Despite promises, Zainab al-Khawaja and son remain in detention

On 7 April 2016, Foreign Minister of Bahrain Sheikh Khaled bin Ahmed al-Khalifa said officials would release prominent human rights activist Zainab al-Khawaja and her son from prison. “This is a humanitarian issue, and Zainab al-Khawaja will be released pending her case in court,” said Sheikh Khaled in a press release last month. Since the Foreign Minister’s statement, the Government of Bahrain has yet to release news of any efforts to free Zainab or her son.

Bahraini security forces arrested Zainab in March 2016 after she exhausted her appeals process on charges that violate her internationally sanctioned right to free expression. Since her arrest, Zainab and her one-year-old son have remained at Isa Town Detention Center. Police at the detention center have subjected Zainab to unsanitary prison conditions, risking the health of her and her infant.

Since Zainab’s arrest, 40 NGOs have called for her unconditional release, noting that her case is one in an ongoing trend of repression of free expression. Bahraini courts also sentenced Zainab’s sister to one year in prison on free expression charges, and her father is currently serving a life sentence in Jau Prison for his participation in the 2011 pro-democracy uprisings. The United States government has yet to issue a public statement calling for Zainab’s release.

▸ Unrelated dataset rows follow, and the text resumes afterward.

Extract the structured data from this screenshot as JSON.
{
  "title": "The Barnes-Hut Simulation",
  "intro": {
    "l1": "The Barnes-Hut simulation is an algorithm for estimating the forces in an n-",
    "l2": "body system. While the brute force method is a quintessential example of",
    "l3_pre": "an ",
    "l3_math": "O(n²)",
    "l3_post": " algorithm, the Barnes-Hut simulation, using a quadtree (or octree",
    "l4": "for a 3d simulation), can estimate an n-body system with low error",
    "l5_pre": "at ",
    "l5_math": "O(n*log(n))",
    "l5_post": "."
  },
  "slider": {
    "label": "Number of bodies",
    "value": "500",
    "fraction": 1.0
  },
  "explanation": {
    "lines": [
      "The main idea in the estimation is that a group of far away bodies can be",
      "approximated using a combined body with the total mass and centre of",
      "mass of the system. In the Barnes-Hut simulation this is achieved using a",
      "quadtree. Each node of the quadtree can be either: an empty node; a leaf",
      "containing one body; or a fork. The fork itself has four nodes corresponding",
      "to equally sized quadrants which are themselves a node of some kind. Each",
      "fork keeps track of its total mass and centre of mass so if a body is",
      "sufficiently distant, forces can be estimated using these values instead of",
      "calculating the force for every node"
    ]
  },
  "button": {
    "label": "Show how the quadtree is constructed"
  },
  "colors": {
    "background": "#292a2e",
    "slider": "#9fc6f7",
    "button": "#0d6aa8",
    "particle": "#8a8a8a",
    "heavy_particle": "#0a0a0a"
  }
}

Sheikh Khaled promised to release Zainab during remarks with Secretary of State John Kerry on his first visit to Bahrain in April 2016. Many of Secretary Kerry’s comments centered on Iran and combating terrorism. Of all remarks released during Secretary Kerry’s visit to Bahrain, Americans for Democracy & Human Rights in Bahrain (ADHRB) found that the mention of human rights comprised less than one percent of his public statements. One month after Secretary Kerry’s visit, the State Department spokesperson said he “can only imagine that [the US] has been in touch with [Bahrain] through the embassy” regarding Zainab’s case. He gave no further details.

Despite the promise of her release, the Government of Bahrain continues to imprison Zainab and her son. Previous cases show that international public pressure is a successful tactic in ensuring the release of human rights defenders. US leaders must publicly press Bahraini officials to uphold their promise of Zainab’s release. Public pressure calling on Bahrain to release political prisoners of conscience sets a precedent for a key US ally to uphold democratic ideals and allow for free expression in civil society.

Erin Sigmon is an Advocacy Fellow for ADHRB.